Washington, DC – Three New York City Members of Congress today held a town hall focusing on the need for Congress to pass legislation reinstating portions of the Voting Rights Act. That landmark law was significantly weakened in 2013 when the U.S. Supreme Court ruled in Shelby County v. Holder that portions of it were out of date, removing important protections for minority and other voters.
“The right to vote is fundamental,” said Rep. Nydia M. Velázquez (D-NY). “When we are talking about progress on any other issue - access to health care, affordable housing, a cleaner environment or investment in education - it all starts with the ballot box. For these reasons, we need to make sure voters’ rights are protected and that will mean finding a way to legislatively reinstate the Voting Rights Act.”
“Participating in the democratic process is one of our most fundamental rights as American citizens,” said Rep. Grace Meng (D-NY). “It is imperative that we make every effort to protect voters from discrimination. I thank all of our panelists who took the time to speak about an issue that affects not only our communities here in New York City, but vulnerable communities all across the country—access to the polls.”
“We deserve a government of the people, by the people and for the people,” said Rep. Rep. Hakeem Jeffries (D-NY). “The right to vote is central to the integrity of our democracy and the ability of the people to determine who represents them at the city, state and federal level. Serious mistakes were made in connection with last month's presidential primary in New York City, particularly as it relates to the Brooklyn voter purge.
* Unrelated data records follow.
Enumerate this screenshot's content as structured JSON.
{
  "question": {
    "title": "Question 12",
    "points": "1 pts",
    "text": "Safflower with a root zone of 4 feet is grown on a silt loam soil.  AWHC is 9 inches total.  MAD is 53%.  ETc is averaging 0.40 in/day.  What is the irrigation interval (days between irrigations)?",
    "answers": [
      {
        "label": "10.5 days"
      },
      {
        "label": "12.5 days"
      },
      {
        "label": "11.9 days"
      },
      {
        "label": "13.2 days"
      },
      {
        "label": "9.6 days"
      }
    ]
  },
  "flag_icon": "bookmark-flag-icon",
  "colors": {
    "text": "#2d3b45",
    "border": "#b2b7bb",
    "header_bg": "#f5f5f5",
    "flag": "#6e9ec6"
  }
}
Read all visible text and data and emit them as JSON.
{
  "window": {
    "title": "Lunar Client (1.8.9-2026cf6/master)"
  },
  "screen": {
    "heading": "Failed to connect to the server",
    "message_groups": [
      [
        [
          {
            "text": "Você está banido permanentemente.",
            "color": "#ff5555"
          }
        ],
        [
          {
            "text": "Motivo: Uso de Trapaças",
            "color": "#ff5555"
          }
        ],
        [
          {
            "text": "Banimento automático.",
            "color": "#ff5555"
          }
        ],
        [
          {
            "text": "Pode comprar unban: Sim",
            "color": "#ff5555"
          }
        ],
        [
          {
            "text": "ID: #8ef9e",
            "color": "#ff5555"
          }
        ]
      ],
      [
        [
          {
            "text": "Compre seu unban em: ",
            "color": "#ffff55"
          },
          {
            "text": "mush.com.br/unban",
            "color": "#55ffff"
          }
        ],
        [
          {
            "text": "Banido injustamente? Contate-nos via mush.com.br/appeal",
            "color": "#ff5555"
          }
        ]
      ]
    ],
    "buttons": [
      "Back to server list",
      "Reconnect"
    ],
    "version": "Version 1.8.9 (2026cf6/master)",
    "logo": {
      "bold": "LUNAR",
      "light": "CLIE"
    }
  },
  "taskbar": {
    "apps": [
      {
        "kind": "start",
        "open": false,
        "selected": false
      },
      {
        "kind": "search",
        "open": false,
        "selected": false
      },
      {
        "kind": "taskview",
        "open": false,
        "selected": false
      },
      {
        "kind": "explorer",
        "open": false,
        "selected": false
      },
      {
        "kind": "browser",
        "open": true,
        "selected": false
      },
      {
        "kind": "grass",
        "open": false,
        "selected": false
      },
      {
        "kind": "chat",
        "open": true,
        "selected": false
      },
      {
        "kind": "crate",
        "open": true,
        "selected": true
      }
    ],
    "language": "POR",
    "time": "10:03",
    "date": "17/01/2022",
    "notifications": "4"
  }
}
The information obtained at our hearing represented a meaningful step forward in understanding what happened, why it happened and how we can prevent another electoral debacle from ever happening again.”
During today’s town hall, the Executive Director of the New York City Board of Elections fielded questions from Members of Congress. Among other topics, the discussion examined recent voting problems in New York City’s primary.
“This is not a theoretical discussion,” added Velázquez. “The fact is we do not know if the recent problems in the New York primary would have happened if the Voting Rights Act were still intact. However, we all can agree these issues underscore that our system is far from perfect and we should err on the side of more voter protections, not fewer.”
Under the Voting Rights Act, certain states and counties were previously required to clear with the Department of Justice changes to voting rules and districts before instituting them. The locations requiring this “pre-clearance” were selected based on previous patterns of voting discrimination with the intent of preventing rule changes that would block minorities and other vulnerable populations from voting. However, the Supreme Court’s 2013 ruling held that the selection process was out of date, thereby rolling back these protections for many areas, including the Bronx, Kings and New York counties. Democrats in Congress have since been calling for legislation to update the Act and reinstate the voting protections in a manner that passes constitutional muster.
Other speakers at today’s event included election and voting experts from the Asian American Legal Defense and Education Fund, LatinoJustice, the Brennan Center for Justice and the Center for Law and Social Justice at Medgar Evers College.